I let her step in front of me and study how she grazes the grayish stone that leads to the niche with her left hand, stopping every few feet to kiss the rock. A white rosary entwined in her right hand swings gently from side to side.
I begin to copy her every move. If she makes the sign of the cross, I do, too. If she pats the water droplets that trickle from the cave-like surface and touches her face, I do the same. It is as if she’s been sent to me as a personal guide. Nearing the sacred spot, she begins to weep. I stroke her back the way a mother would soothe a child with a skinned knee.
She kneels before the statue of Mary resting high in an alcove. Dabbing moisture from the stone, my hand presses the gash on my upper left arm, but I forget to ask Mary for anything because of a deep concern for my new companion. Selam’s despairing sobs grow louder—agonizing wails echoing in an already hushed enclave.
Minutes later, she rises and turns toward me.
I open my arms wide and she collapses against me. We hold each other in a long embrace as though lifelong friends.
“I want you to have this,” I say, reaching into my bag for a vintage religious medal of Bernadette that a dear friend sent with me for luck. “Pin it over your heart. It will protect you.”
“Oh, thank you, my love,” she says. “I prayed I would meet someone here.”
Who knew my presence alone would answer a dying woman’s prayers? Fear of what I lacked spiritually had been eating away at me in the days leading up to this moment. But her words are like a salve.
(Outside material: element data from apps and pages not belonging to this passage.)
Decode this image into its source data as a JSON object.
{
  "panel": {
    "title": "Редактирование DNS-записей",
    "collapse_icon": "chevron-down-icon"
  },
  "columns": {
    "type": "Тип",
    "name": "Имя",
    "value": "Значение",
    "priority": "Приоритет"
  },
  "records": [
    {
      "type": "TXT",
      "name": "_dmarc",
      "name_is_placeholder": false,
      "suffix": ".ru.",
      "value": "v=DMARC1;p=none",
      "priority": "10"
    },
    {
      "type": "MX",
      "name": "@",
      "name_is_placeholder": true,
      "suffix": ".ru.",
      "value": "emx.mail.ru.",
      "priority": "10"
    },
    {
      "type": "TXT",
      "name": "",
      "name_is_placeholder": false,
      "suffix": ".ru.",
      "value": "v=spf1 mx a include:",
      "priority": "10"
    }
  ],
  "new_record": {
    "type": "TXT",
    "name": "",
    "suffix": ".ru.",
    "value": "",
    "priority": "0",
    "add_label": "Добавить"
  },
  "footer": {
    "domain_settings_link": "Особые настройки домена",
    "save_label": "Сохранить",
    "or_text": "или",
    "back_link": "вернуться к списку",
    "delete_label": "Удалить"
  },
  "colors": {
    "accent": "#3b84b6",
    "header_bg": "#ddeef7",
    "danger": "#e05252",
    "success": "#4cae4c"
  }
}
As the two of us walk arm in arm, we sing aloud, butchering the lyrics to “Ave Maria,” giggling in between verses. We pass thousands of invalids, some on gurneys and many in wheelchairs, most assisted by unpaid hospitallers—volunteers who look like a combination of nun and nurse. I have a sudden, unexpected calling to be one of them.
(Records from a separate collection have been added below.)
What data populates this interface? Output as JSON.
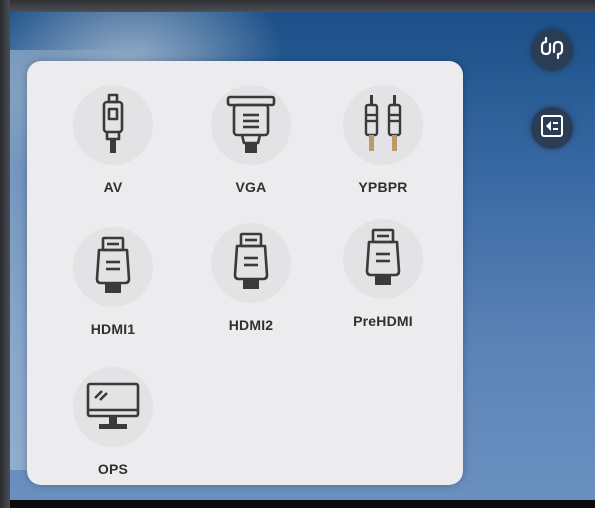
{
  "sources": [
    {
      "label": "AV",
      "icon": "av-connector-icon"
    },
    {
      "label": "VGA",
      "icon": "vga-connector-icon"
    },
    {
      "label": "YPBPR",
      "icon": "ypbpr-connector-icon"
    },
    {
      "label": "HDMI1",
      "icon": "hdmi-connector-icon"
    },
    {
      "label": "HDMI2",
      "icon": "hdmi-connector-icon"
    },
    {
      "label": "PreHDMI",
      "icon": "hdmi-connector-icon"
    },
    {
      "label": "OPS",
      "icon": "monitor-icon"
    }
  ],
  "side_buttons": [
    {
      "icon": "input-source-icon"
    },
    {
      "icon": "menu-return-icon"
    }
  ],
  "colors": {
    "panel_bg": "#ececee",
    "icon_stroke": "#3a3a3a",
    "label_text": "#303030",
    "side_button_bg": "#2a3d55"
  }
}
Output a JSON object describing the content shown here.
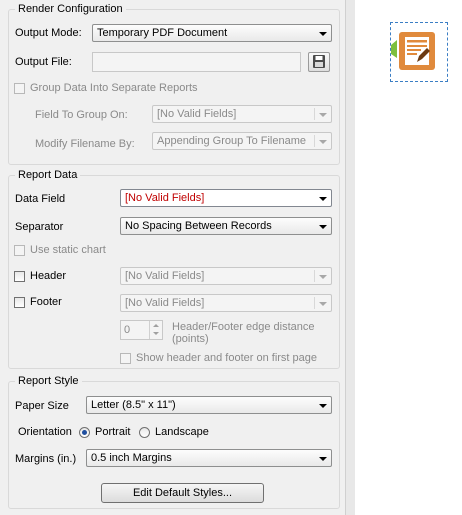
{
  "render": {
    "title": "Render Configuration",
    "output_mode_label": "Output Mode:",
    "output_mode_value": "Temporary PDF Document",
    "output_file_label": "Output File:",
    "output_file_value": "",
    "group_data_label": "Group Data Into Separate Reports",
    "field_to_group_label": "Field To Group On:",
    "field_to_group_value": "[No Valid Fields]",
    "modify_filename_label": "Modify Filename By:",
    "modify_filename_value": "Appending Group To Filename"
  },
  "report_data": {
    "title": "Report Data",
    "data_field_label": "Data Field",
    "data_field_value": "[No Valid Fields]",
    "separator_label": "Separator",
    "separator_value": "No Spacing Between Records",
    "static_chart_label": "Use static chart",
    "header_label": "Header",
    "header_value": "[No Valid Fields]",
    "footer_label": "Footer",
    "footer_value": "[No Valid Fields]",
    "edge_distance_value": "0",
    "edge_distance_label_line1": "Header/Footer edge distance",
    "edge_distance_label_line2": "(points)",
    "show_first_page_label": "Show header and footer on first page"
  },
  "report_style": {
    "title": "Report Style",
    "paper_size_label": "Paper Size",
    "paper_size_value": "Letter (8.5\" x 11\")",
    "orientation_label": "Orientation",
    "portrait_label": "Portrait",
    "landscape_label": "Landscape",
    "orientation_selected": "Portrait",
    "margins_label": "Margins (in.)",
    "margins_value": "0.5 inch Margins",
    "edit_styles_label": "Edit Default Styles..."
  },
  "colors": {
    "accent": "#3b7ec4",
    "tool_icon": "#e08a3c",
    "tool_connector": "#7cbf3f",
    "invalid_text": "#c00000"
  },
  "icons": {
    "save": "floppy-disk-icon",
    "tool": "report-render-tool-icon"
  }
}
Selam tries to disguise the immense pain she is suffering and insists on our sitting together for hours at a sidewalk cafe, wiling away the afternoon sharing our hopes, fears, and her desire to find one last love. As we sit and talk, any need to justify the depth of my religious belief seems to vanish.
I had arrived alone at the holy shrine, a restless soul beside those green fields, and rather than glimpse the image of the Virgin Mary I had my own singular and singularly valuable divine visitation. Melanoma had brought me to Lourdes and given me Selam, the woman whose name means “peace.”
Three days later, fighting back tears and promising we’d meet again, she gives me a final gift: a pocket Holy Rosary booklet complete with tiny red beads and crucifix.
“See? Now you never need worry,” she says sweetly. “You’ll always have the right words.”
Six months later, after a chest X-ray, I am classified as disease-free. I harbor much hope, but there is always my next scan. Upon returning from Europe, I would speak with Selam twice. Her cancer had rapidly spread, and she was bravely undergoing extreme bouts of experimental chemotherapy. Her last words to me were, “I’ll call you next week, my love.” That was several months ago.
Just recently I have signed up with Our Lady of Lourdes Hospitality North American Volunteers to become one of the thousands of companion caregivers that Selam and I had seen. Some of the pilgrims will understand English, and some will not. Yet I’m not too concerned about the language barrier. Selam showed me that faith does not require proficient verbal skills.
If she were here with me now I’d say, “Can you imagine? Me? Speaking French? Might as well be Swahili!”
She’d just smile and make the sign of the cross.